WORK REQUIRED: The entries below are to be printed again word for word.

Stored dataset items
- - - -

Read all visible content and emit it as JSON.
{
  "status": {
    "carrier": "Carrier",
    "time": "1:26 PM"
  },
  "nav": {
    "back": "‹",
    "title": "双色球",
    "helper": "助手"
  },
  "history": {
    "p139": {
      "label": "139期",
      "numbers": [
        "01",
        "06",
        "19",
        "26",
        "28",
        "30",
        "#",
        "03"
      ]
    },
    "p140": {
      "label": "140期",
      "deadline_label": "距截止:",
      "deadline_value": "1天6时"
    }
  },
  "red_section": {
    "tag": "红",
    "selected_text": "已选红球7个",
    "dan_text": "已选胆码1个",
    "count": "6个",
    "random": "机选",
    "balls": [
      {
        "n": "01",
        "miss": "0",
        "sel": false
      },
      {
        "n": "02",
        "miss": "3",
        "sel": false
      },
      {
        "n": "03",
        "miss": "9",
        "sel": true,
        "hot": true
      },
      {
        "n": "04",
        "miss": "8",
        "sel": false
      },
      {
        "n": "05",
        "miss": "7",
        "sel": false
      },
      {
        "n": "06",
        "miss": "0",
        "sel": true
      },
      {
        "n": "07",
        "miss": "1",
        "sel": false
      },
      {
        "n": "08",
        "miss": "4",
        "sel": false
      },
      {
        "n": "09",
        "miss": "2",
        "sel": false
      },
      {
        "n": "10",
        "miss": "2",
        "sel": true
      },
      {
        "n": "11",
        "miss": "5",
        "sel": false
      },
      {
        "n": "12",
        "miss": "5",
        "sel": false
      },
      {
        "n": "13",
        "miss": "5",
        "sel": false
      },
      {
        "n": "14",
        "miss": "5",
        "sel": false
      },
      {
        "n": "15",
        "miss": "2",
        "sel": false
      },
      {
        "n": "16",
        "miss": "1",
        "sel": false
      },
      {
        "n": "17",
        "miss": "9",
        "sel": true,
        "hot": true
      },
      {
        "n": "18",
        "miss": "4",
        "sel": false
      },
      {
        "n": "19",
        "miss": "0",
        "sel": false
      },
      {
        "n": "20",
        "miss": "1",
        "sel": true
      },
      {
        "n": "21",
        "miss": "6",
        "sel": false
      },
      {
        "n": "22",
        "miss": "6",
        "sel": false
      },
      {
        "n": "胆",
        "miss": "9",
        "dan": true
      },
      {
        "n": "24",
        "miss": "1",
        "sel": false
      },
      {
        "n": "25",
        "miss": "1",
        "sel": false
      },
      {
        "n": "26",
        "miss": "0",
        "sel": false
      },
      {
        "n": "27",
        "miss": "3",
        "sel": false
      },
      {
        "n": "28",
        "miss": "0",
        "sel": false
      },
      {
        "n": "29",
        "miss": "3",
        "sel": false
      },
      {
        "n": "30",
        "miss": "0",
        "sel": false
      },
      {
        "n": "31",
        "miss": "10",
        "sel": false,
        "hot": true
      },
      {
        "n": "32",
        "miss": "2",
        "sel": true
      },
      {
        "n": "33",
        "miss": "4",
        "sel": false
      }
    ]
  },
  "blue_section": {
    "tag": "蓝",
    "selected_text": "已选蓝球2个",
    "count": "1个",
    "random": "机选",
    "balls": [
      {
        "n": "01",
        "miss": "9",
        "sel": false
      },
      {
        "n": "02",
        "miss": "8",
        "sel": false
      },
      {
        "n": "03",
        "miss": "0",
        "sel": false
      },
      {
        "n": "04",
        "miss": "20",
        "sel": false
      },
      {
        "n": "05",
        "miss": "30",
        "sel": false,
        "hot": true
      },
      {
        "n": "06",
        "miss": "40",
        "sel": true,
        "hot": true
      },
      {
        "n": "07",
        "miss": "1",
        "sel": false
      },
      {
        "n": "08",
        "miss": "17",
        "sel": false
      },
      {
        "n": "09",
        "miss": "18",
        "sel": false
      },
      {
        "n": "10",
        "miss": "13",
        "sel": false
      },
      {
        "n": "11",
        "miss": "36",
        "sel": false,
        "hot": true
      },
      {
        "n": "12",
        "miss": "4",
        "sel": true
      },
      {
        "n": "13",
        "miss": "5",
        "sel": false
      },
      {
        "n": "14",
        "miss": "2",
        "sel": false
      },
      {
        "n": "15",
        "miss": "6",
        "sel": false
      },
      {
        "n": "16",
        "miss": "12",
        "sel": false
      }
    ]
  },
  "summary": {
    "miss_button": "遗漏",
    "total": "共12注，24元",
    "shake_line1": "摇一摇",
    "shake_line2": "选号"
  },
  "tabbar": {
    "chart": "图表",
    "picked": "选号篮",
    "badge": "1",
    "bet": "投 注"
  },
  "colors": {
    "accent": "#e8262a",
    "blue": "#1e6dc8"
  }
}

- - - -

ANSWER SPACE:
Read all visible content and emit it as JSON.
{
  "status": {
    "carrier": "Carrier",
    "time": "1:26 PM"
  },
  "nav": {
    "back": "‹",
    "title": "双色球",
    "helper": "助手"
  },
  "history": {
    "p139": {
      "label": "139期",
      "numbers": [
        "01",
        "06",
        "19",
        "26",
        "28",
        "30",
        "#",
        "03"
      ]
    },
    "p140": {
      "label": "140期",
      "deadline_label": "距截止:",
      "deadline_value": "1天6时"
    }
  },
  "red_section": {
    "tag": "红",
    "selected_text": "已选红球7个",
    "dan_text": "已选胆码1个",
    "count": "6个",
    "random": "机选",
    "balls": [
      {
        "n": "01",
        "miss": "0",
        "sel": false
      },
      {
        "n": "02",
        "miss": "3",
        "sel": false
      },
      {
        "n": "03",
        "miss": "9",
        "sel": true,
        "hot": true
      },
      {
        "n": "04",
        "miss": "8",
        "sel": false
      },
      {
        "n": "05",
        "miss": "7",
        "sel": false
      },
      {
        "n": "06",
        "miss": "0",
        "sel": true
      },
      {
        "n": "07",
        "miss": "1",
        "sel": false
      },
      {
        "n": "08",
        "miss": "4",
        "sel": false
      },
      {
        "n": "09",
        "miss": "2",
        "sel": false
      },
      {
        "n": "10",
        "miss": "2",
        "sel": true
      },
      {
        "n": "11",
        "miss": "5",
        "sel": false
      },
      {
        "n": "12",
        "miss": "5",
        "sel": false
      },
      {
        "n": "13",
        "miss": "5",
        "sel": false
      },
      {
        "n": "14",
        "miss": "5",
        "sel": false
      },
      {
        "n": "15",
        "miss": "2",
        "sel": false
      },
      {
        "n": "16",
        "miss": "1",
        "sel": false
      },
      {
        "n": "17",
        "miss": "9",
        "sel": true,
        "hot": true
      },
      {
        "n": "18",
        "miss": "4",
        "sel": false
      },
      {
        "n": "19",
        "miss": "0",
        "sel": false
      },
      {
        "n": "20",
        "miss": "1",
        "sel": true
      },
      {
        "n": "21",
        "miss": "6",
        "sel": false
      },
      {
        "n": "22",
        "miss": "6",
        "sel": false
      },
      {
        "n": "胆",
        "miss": "9",
        "dan": true
      },
      {
        "n": "24",
        "miss": "1",
        "sel": false
      },
      {
        "n": "25",
        "miss": "1",
        "sel": false
      },
      {
        "n": "26",
        "miss": "0",
        "sel": false
      },
      {
        "n": "27",
        "miss": "3",
        "sel": false
      },
      {
        "n": "28",
        "miss": "0",
        "sel": false
      },
      {
        "n": "29",
        "miss": "3",
        "sel": false
      },
      {
        "n": "30",
        "miss": "0",
        "sel": false
      },
      {
        "n": "31",
        "miss": "10",
        "sel": false,
        "hot": true
      },
      {
        "n": "32",
        "miss": "2",
        "sel": true
      },
      {
        "n": "33",
        "miss": "4",
        "sel": false
      }
    ]
  },
  "blue_section": {
    "tag": "蓝",
    "selected_text": "已选蓝球2个",
    "count": "1个",
    "random": "机选",
    "balls": [
      {
        "n": "01",
        "miss": "9",
        "sel": false
      },
      {
        "n": "02",
        "miss": "8",
        "sel": false
      },
      {
        "n": "03",
        "miss": "0",
        "sel": false
      },
      {
        "n": "04",
        "miss": "20",
        "sel": false
      },
      {
        "n": "05",
        "miss": "30",
        "sel": false,
        "hot": true
      },
      {
        "n": "06",
        "miss": "40",
        "sel": true,
        "hot": true
      },
      {
        "n": "07",
        "miss": "1",
        "sel": false
      },
      {
        "n": "08",
        "miss": "17",
        "sel": false
      },
      {
        "n": "09",
        "miss": "18",
        "sel": false
      },
      {
        "n": "10",
        "miss": "13",
        "sel": false
      },
      {
        "n": "11",
        "miss": "36",
        "sel": false,
        "hot": true
      },
      {
        "n": "12",
        "miss": "4",
        "sel": true
      },
      {
        "n": "13",
        "miss": "5",
        "sel": false
      },
      {
        "n": "14",
        "miss": "2",
        "sel": false
      },
      {
        "n": "15",
        "miss": "6",
        "sel": false
      },
      {
        "n": "16",
        "miss": "12",
        "sel": false
      }
    ]
  },
  "summary": {
    "miss_button": "遗漏",
    "total": "共12注，24元",
    "shake_line1": "摇一摇",
    "shake_line2": "选号"
  },
  "tabbar": {
    "chart": "图表",
    "picked": "选号篮",
    "badge": "1",
    "bet": "投 注"
  },
  "colors": {
    "accent": "#e8262a",
    "blue": "#1e6dc8"
  }
}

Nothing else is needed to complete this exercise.